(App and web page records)
****

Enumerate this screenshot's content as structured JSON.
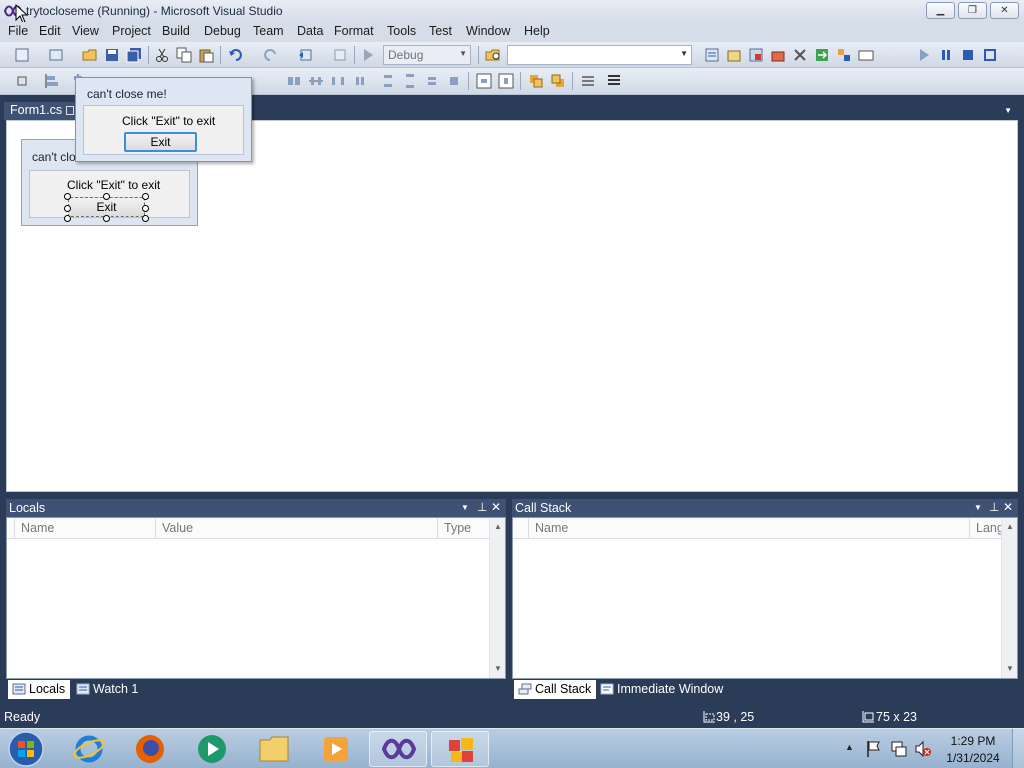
{
  "window": {
    "title": "trytocloseme (Running) - Microsoft Visual Studio",
    "controls": {
      "minimize": "▁",
      "restore": "❐",
      "close": "✕"
    }
  },
  "menu": [
    "File",
    "Edit",
    "View",
    "Project",
    "Build",
    "Debug",
    "Team",
    "Data",
    "Format",
    "Tools",
    "Test",
    "Window",
    "Help"
  ],
  "toolbar": {
    "configuration": "Debug",
    "find_value": ""
  },
  "document_tab": {
    "label": "Form1.cs"
  },
  "designer_form": {
    "title": "can't clo",
    "label": "Click \"Exit\" to exit",
    "button": "Exit"
  },
  "running_dialog": {
    "title": "can't close me!",
    "label": "Click \"Exit\" to exit",
    "button": "Exit"
  },
  "locals": {
    "title": "Locals",
    "columns": [
      "Name",
      "Value",
      "Type"
    ],
    "tabs": [
      "Locals",
      "Watch 1"
    ]
  },
  "callstack": {
    "title": "Call Stack",
    "columns": [
      "Name",
      "Lang"
    ],
    "tabs": [
      "Call Stack",
      "Immediate Window"
    ]
  },
  "statusbar": {
    "status": "Ready",
    "position": "39 , 25",
    "size": "75 x 23"
  },
  "tray": {
    "time": "1:29 PM",
    "date": "1/31/2024"
  },
  "colors": {
    "ide_background": "#2b3c59",
    "tool_header": "#3f5274",
    "chrome": "#d5dde9"
  }
}
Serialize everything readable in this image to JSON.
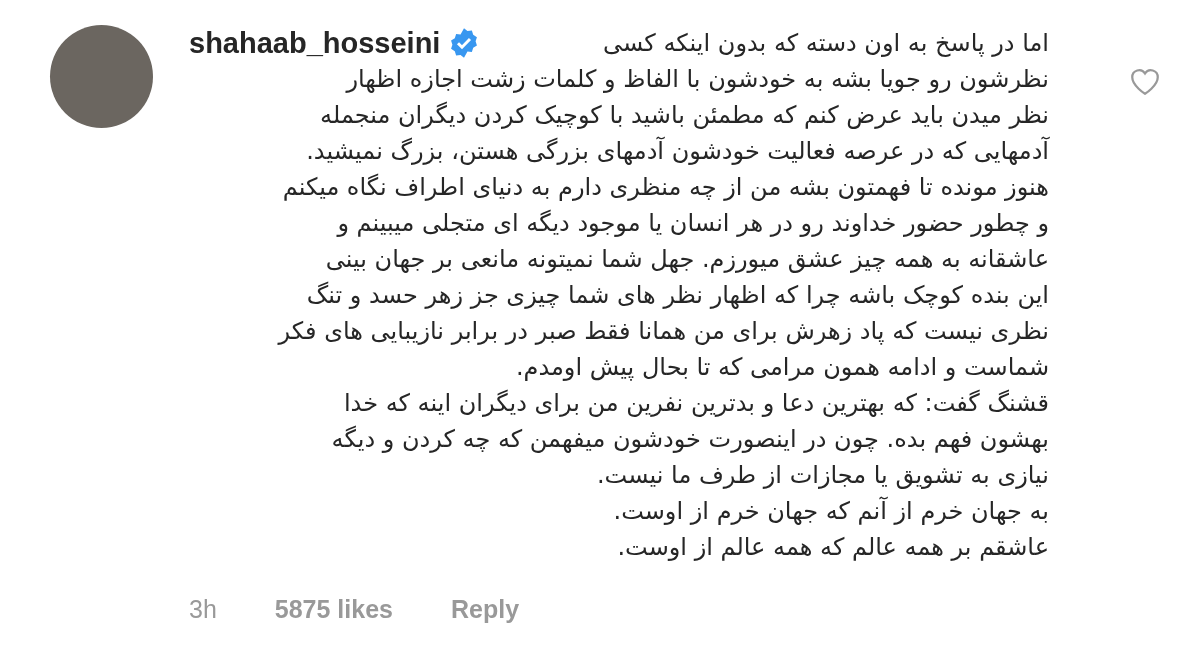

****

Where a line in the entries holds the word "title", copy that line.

    "title": "trytocloseme (Running) - Microsoft Visual Studio",
    "title": "can't clo",
    "title": "can't close me!",
    "title": "Locals",
    "title": "Call Stack",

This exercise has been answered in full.